I’m sure you all knew that the hippocampus is associated with learning and memory, but it is ALSO associated with depression. Or, more specifically, with antidepressants. We used to think that antidepressants worked because they increased the neurotransmitter serotonin in the brain. …Traditional antidepressants like Prozac produce peak serotonin levels in the brain within about 6-8 hours. But the antidepressant effects take longer. WAY longer, up to several weeks. So if the increases in serotonin themselves weren’t causing the antidepressant effects, what was?
Well, it turns out that, if you treat an animal with a drug like Prozac for a few weeks, long enough to get a clinical effect in humans, you also get neurogenesis in the hippocampus, along with increases in BDNF. So the idea is that, somehow, antidepressants increase BDNF, which helps to increase neurogenesis, and this produces antidepressant effects.
There are other studies to support this. For example, (acute or chronic) stress and increases in the stress hormone corticosterone will cause decreases in BDNF, and decreases in neurogenesis, and stress itself is associated with the development of major depressive disorder. Not only that, but people with depression actually show lower levels of BDNF in their blood than people without.
Movin’ On Up
So, how can we increase our brain’s and body’s production of Human Miracle-Gro? Well first, here’s one way – regular exercise. Yep. That old bugaboo you’ve not only heard over and over again here in this blog, but all over the internet from the likes of Daniel Wolpert, Mike Evans and even old-timers like Jack LaLanne. But how do we actually know that exercise is good for producing BDNF? Why from studying mice, of course. Here’s what Wikipedia has to say about it:
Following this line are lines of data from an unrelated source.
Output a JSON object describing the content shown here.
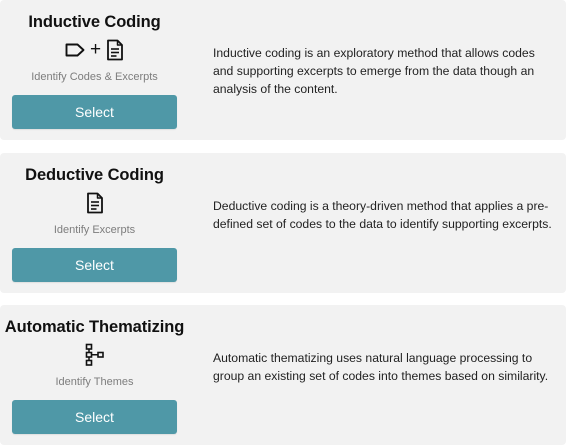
{
  "options": [
    {
      "title": "Inductive Coding",
      "icons": [
        "tag-icon",
        "document-icon"
      ],
      "plus": "+",
      "subtitle": "Identify Codes & Excerpts",
      "button_label": "Select",
      "description": "Inductive coding is an exploratory method that allows codes and supporting excerpts to emerge from the data though an analysis of the content."
    },
    {
      "title": "Deductive Coding",
      "icons": [
        "document-icon"
      ],
      "subtitle": "Identify Excerpts",
      "button_label": "Select",
      "description": "Deductive coding is a theory-driven method that applies a pre-defined set of codes to the data to identify supporting excerpts."
    },
    {
      "title": "Automatic Thematizing",
      "icons": [
        "hierarchy-icon"
      ],
      "subtitle": "Identify Themes",
      "button_label": "Select",
      "description": "Automatic thematizing uses natural language processing to group an existing set of codes into themes based on similarity."
    }
  ],
  "colors": {
    "button": "#4f98a7",
    "card_background": "#f2f2f2",
    "subtitle_text": "#7d7d7d"
  }
}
The mechanism for this is due to BDNF activating the signal transduction cascades, MAP kinase and CAMKII, which regulate the expression of the transcription factor, CREB, and protein synapsin I. The mitochondria and the uncoupling protein, UCP2, which is mainly present in the brain’s mitochondria, have been thought to interact with this signal transduction cascade during physical activity. CREB and synapsin I both play a role in enhancing plasticity by changing the structure of the neuron and strengthening its signaling capability, therefore affecting long term potentiation. CREB specifically aids in spatial learning and regulating gene expression, while synapsin I modulates the release of neurotransmitters and affects the actin cytoskeleton of the cell which enhances the signaling capability of the neuron by changing its shape and density.
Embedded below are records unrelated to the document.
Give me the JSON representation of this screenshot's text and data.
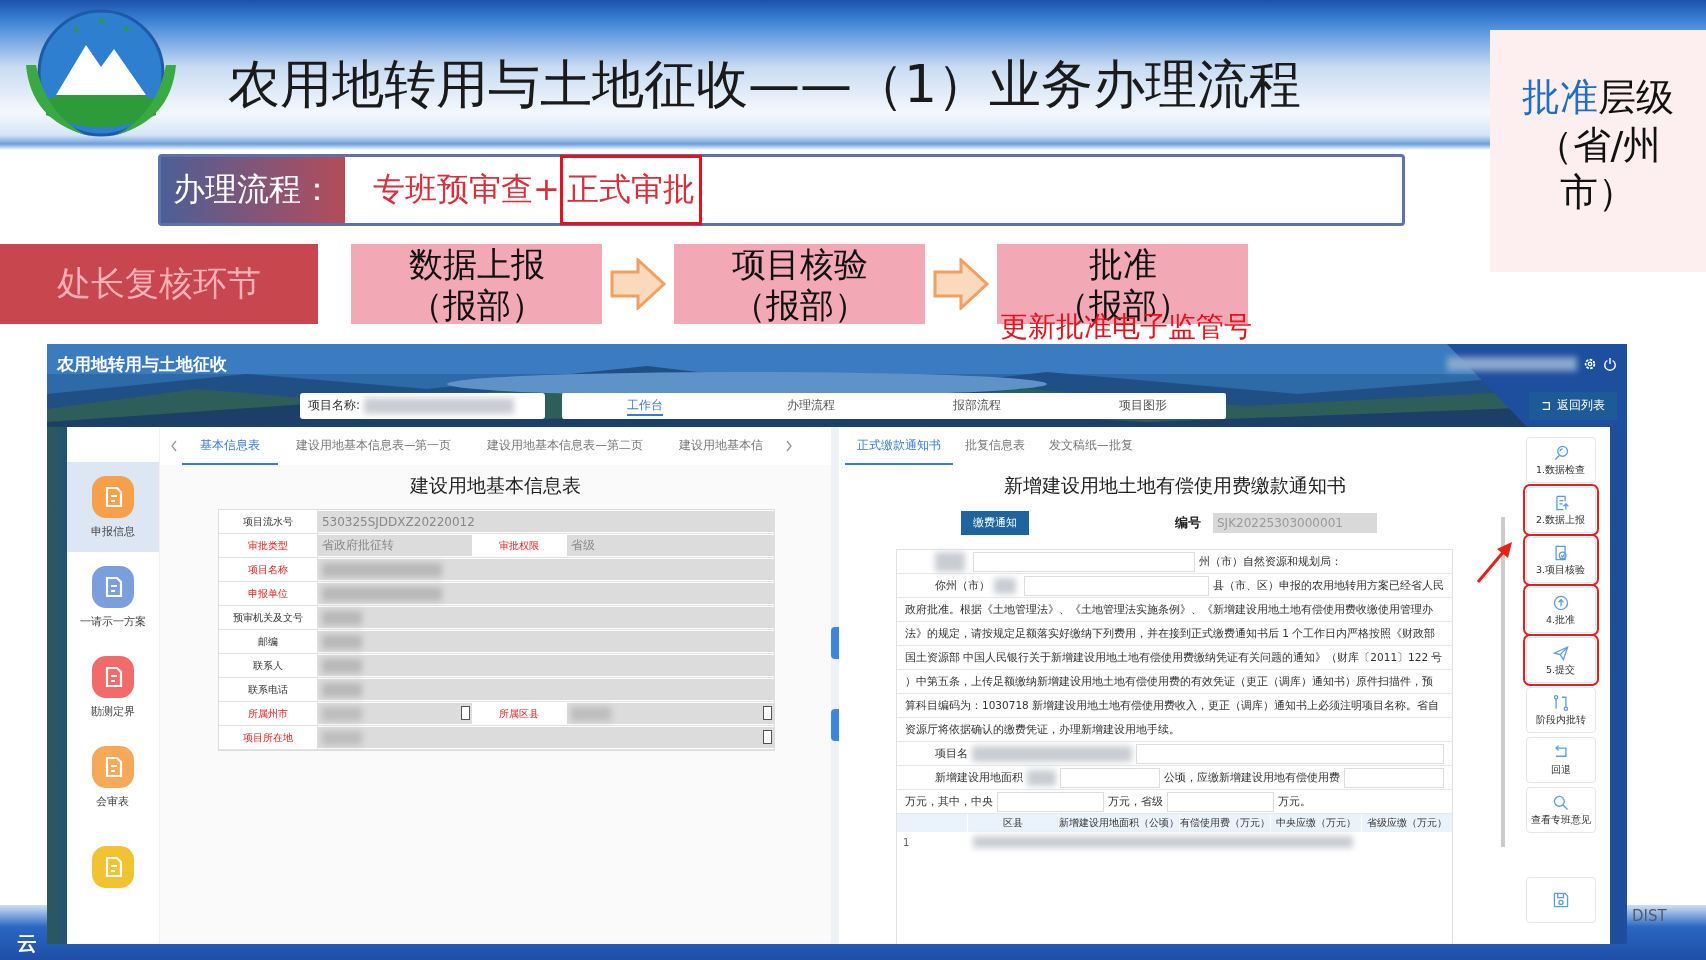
{
  "slide": {
    "title": "农用地转用与土地征收——（1）业务办理流程",
    "level_note": {
      "highlight": "批准",
      "text": "层级（省/州市）"
    },
    "process": {
      "label": "办理流程：",
      "text": "专班预审查+",
      "boxed": "正式审批"
    },
    "stage": "处长复核环节",
    "steps": [
      {
        "title": "数据上报",
        "sub": "（报部）"
      },
      {
        "title": "项目核验",
        "sub": "（报部）"
      },
      {
        "title": "批准",
        "sub": "（报部）"
      }
    ],
    "step_note": "更新批准电子监管号",
    "footer_text": "云",
    "footer_mark": "DIST"
  },
  "app": {
    "title": "农用地转用与土地征收",
    "search": {
      "label": "项目名称:"
    },
    "nav_tabs": [
      {
        "label": "工作台",
        "selected": true
      },
      {
        "label": "办理流程",
        "selected": false
      },
      {
        "label": "报部流程",
        "selected": false
      },
      {
        "label": "项目图形",
        "selected": false
      }
    ],
    "back_button": "返回列表",
    "sidebar": [
      {
        "label": "申报信息",
        "selected": true,
        "color": "#f6a04a"
      },
      {
        "label": "一请示一方案",
        "selected": false,
        "color": "#7b9fdc"
      },
      {
        "label": "勘测定界",
        "selected": false,
        "color": "#f26b6b"
      },
      {
        "label": "会审表",
        "selected": false,
        "color": "#f7a95a"
      },
      {
        "selected": false,
        "color": "#f1c232"
      }
    ],
    "left_tabs": [
      {
        "label": "基本信息表",
        "selected": true
      },
      {
        "label": "建设用地基本信息表—第一页",
        "selected": false
      },
      {
        "label": "建设用地基本信息表—第二页",
        "selected": false
      },
      {
        "label": "建设用地基本信",
        "selected": false
      }
    ],
    "form": {
      "title": "建设用地基本信息表",
      "rows": [
        {
          "kind": "text",
          "label": "项目流水号",
          "required": false,
          "value": "530325SJDDXZ20220012"
        },
        {
          "kind": "pair",
          "label": "审批类型",
          "required": true,
          "value": "省政府批征转",
          "label2": "审批权限",
          "value2": "省级"
        },
        {
          "kind": "redacted",
          "label": "项目名称",
          "required": true
        },
        {
          "kind": "redacted",
          "label": "申报单位",
          "required": true
        },
        {
          "kind": "redacted",
          "label": "预审机关及文号",
          "required": false
        },
        {
          "kind": "redacted",
          "label": "邮编",
          "required": false
        },
        {
          "kind": "redacted",
          "label": "联系人",
          "required": false
        },
        {
          "kind": "redacted",
          "label": "联系电话",
          "required": false
        },
        {
          "kind": "select_pair",
          "label": "所属州市",
          "required": true,
          "label2": "所属区县"
        },
        {
          "kind": "select",
          "label": "项目所在地",
          "required": true
        }
      ]
    },
    "right_tabs": [
      {
        "label": "正式缴款通知书",
        "selected": true
      },
      {
        "label": "批复信息表",
        "selected": false
      },
      {
        "label": "发文稿纸—批复",
        "selected": false
      }
    ],
    "notice": {
      "title": "新增建设用地土地有偿使用费缴款通知书",
      "button": "缴费通知",
      "number_label": "编号",
      "number": "SJK20225303000001",
      "line1": "州（市）自然资源和规划局：",
      "line2_prefix": "你州（市）",
      "line2": "县（市、区）申报的农用地转用方案已经省人民",
      "paragraph": [
        "政府批准。根据《土地管理法》、《土地管理法实施条例》、《新增建设用地土地有偿使用费收缴使用管理办",
        "法》的规定，请按规定足额落实好缴纳下列费用，并在接到正式缴费通知书后 1 个工作日内严格按照《财政部",
        "国土资源部 中国人民银行关于新增建设用地土地有偿使用费缴纳凭证有关问题的通知》（财库〔2011〕122 号",
        "）中第五条，上传足额缴纳新增建设用地土地有偿使用费的有效凭证（更正（调库）通知书）原件扫描件，预",
        "算科目编码为：1030718 新增建设用地土地有偿使用费收入，更正（调库）通知书上必须注明项目名称。省自",
        "资源厅将依据确认的缴费凭证，办理新增建设用地手续。"
      ],
      "name_label": "项目名",
      "area_label": "新增建设用地面积",
      "area_unit": "公顷，应缴新增建设用地有偿使用费",
      "split": [
        "万元，其中，中央",
        "万元，省级",
        "万元。"
      ],
      "columns": [
        "区县",
        "新增建设用地面积（公顷）",
        "有偿使用费（万元）",
        "中央应缴（万元）",
        "省级应缴（万元）"
      ],
      "rows": [
        "1"
      ]
    },
    "actions": [
      {
        "label": "1.数据检查",
        "highlighted": false
      },
      {
        "label": "2.数据上报",
        "highlighted": true
      },
      {
        "label": "3.项目核验",
        "highlighted": true
      },
      {
        "label": "4.批准",
        "highlighted": true
      },
      {
        "label": "5.提交",
        "highlighted": true
      },
      {
        "label": "阶段内批转",
        "highlighted": false
      },
      {
        "label": "回退",
        "highlighted": false
      },
      {
        "label": "查看专班意见",
        "highlighted": false
      }
    ]
  }
}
Aren’t you glad that I don’t write like this?
Stockpiling the Gro-Hormone
So, how else might we increase our supply of Human Miracle-Gro? Some people (and I happen to be one of them) think that how BDNF increases energy and information processing in the brain and regenerates and repairs muscle cells in my body frequently shows up through an energetic experience that human beings have given a descriptive name to. We call it “love.”
Now, I could write pages and pages about this energy and my direct and indirect experience of it. Instead though, I’m going to offer up a BDNF-increasing quote that I’ve prefaced my Right Listening book with. It’s from pastoral counseling professor David Augsburger who observed: “Being listened to is so close to being loved that most people can’t tell the difference.” What David doesn’t offer guidance on is how to skillfully love someone when you have a situation-specific, impoverished neural network, and they say something that makes reactive, vindictive Retaliation Energy rush through your nervous system.
Which is one reason that Right Listening is … a practice.